Julia Alvarez on living in small town Vermont: "What holds us all together is unspoken, sturdy and as deep as the limestone and marble once quarried from our hills. A love and respect for the landâ€”that's our abiding bond."
The Daily Coyote is a book! From the PW interview with author Shreve Stockton: "I'm not trying to promote [coyotes] as the new designer pet. I have been e-mailed by people who want a coyote, and my question is alwaysâ€”why would you want to do that to yourself? It's so much work!"
Holly Black's hidden library is to die for. Look and drool.
This article in The Christian Science Monitor about UN cuts for medical care for rape victims in the Congo is a heart breaker. The fact that they are based on the war there being officially over (even though it violently continues in an unofficial capacity) is particularly upsetting. Here's a bit of the piece:
As a senior surgeon at a hospital in war-torn eastern Congo, Denis Mukwege expected that his workload would ease when a peace treaty was signed earlier this year.
But while the war ended on paper, it continued on the ground. The combatants kept their weapons. They dug in, and took out their aggressions on local villagers.
Dr. Mukwege is a gynecologist. The majority of his patients are rape victims. And Congo, home of the world's bloodiest conflict since World War II, also has the globe's highest incidence of rape.
"It is always a joy when you treat someone and they get well, and you see them, for the first time, smile again," says Mukwege, resting after a long day of reconstructive surgery on rape victims at Panzi Hospital in Bukavu. "But then I start seeing women I treated in 2003, and I ask myself, why should I continue with this work?"
He sighs. "I can't be discouraged by the work if the problem will end. But if you can't see the end...."
Cory Doctorow enjoyed Alan's War, a graphic novel that I reviewed quite favorably in my upcoming column. Some of Cory's thoughts: "Emmanuel Guibert's graphic novel Alan's War: The Memories of G.I. Alan Cope is totally different from anything I've ever read. It's a picaresque memoir of a Californian soldier who was shipped to Europe during the last days of WWII, just in time to see the comic, banal, and wrenching scenes associated with the wind-down of hostilities."
Consider that one highly recommended, especially for those with an interest in history or thoughtful types eager to see beyond the headlines of the "greatest generation".
I just finished Simmone Howell's Everything Beautiful about teenager Riley who gets banished to a week of Christian camp after some particularly bad behavior.
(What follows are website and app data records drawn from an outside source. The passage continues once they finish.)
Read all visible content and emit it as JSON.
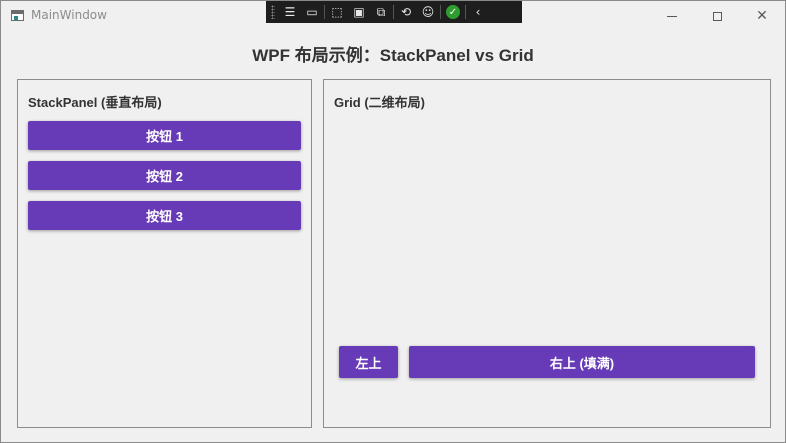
{
  "window": {
    "title": "MainWindow",
    "controls": {
      "minimize": "minimize",
      "maximize": "maximize",
      "close": "close"
    }
  },
  "devtoolbar": {
    "tools": [
      "live-visual-tree-icon",
      "record-icon",
      "select-element-icon",
      "display-layout-adorners-icon",
      "track-focused-element-icon",
      "hot-reload-icon",
      "accessibility-icon",
      "ok-check-icon",
      "collapse-icon"
    ]
  },
  "heading": "WPF 布局示例：StackPanel vs Grid",
  "left_panel": {
    "label": "StackPanel (垂直布局)",
    "buttons": [
      "按钮 1",
      "按钮 2",
      "按钮 3"
    ]
  },
  "right_panel": {
    "label": "Grid (二维布局)",
    "buttons": [
      "左上",
      "右上 (填满)"
    ]
  },
  "colors": {
    "accent": "#673ab7",
    "background": "#f0f0f0",
    "border": "#8c8c8c",
    "heading_text": "#333333"
  }
}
She meets up with some misfits and some meanies, makes some friends, gets emotionally crushed, finds some romance and rocks her own world and others. It's an odd book that started out disappointing me (the characters seemed to read initially as cliches) but picked up steam the further I read and turned out to be quite satisfying. My one complaint is that Riley is described as 182 pounds which is way bigger than the model depicted on the cover. (Who looks 140 - maybe. You be the judge.) If an author is going to craft a story around a plus size heroine and then make her weight a major part of the storyline (it actually gets stressed a bit overmuch at times) then the cover shouldn't shy away from that. I will review this one after the first of the year as as solid coming-of-age story for older teens (there's some sex) but I wish someone could tell me why Howell wrote about Riley one way while Bloomsbury saw fit to portray her as another.
And finally here is a picture that impressed the hell out of me. When was the last time kids looked at a presidential candidate like he was a rock star? They're beautiful aren't they? Beautiful and ready to change the world. (AP Photo/Alex Brandon)
P.S. Thanks to all the writers and bloggers who chimed in on my post about rejection. I did talk to my agent and she is going to send the manuscript out to a second round of editors (while still waiting to hear from others who have had it this month). She doesn't want to change anything now - not that it won't need to change maybe later, but for now she wants to get some more opinions. Michele says publishing is just slow right now and this will take some time. But she still believes in the book and in me, so I'm hanging in there and working on revisions to book #2.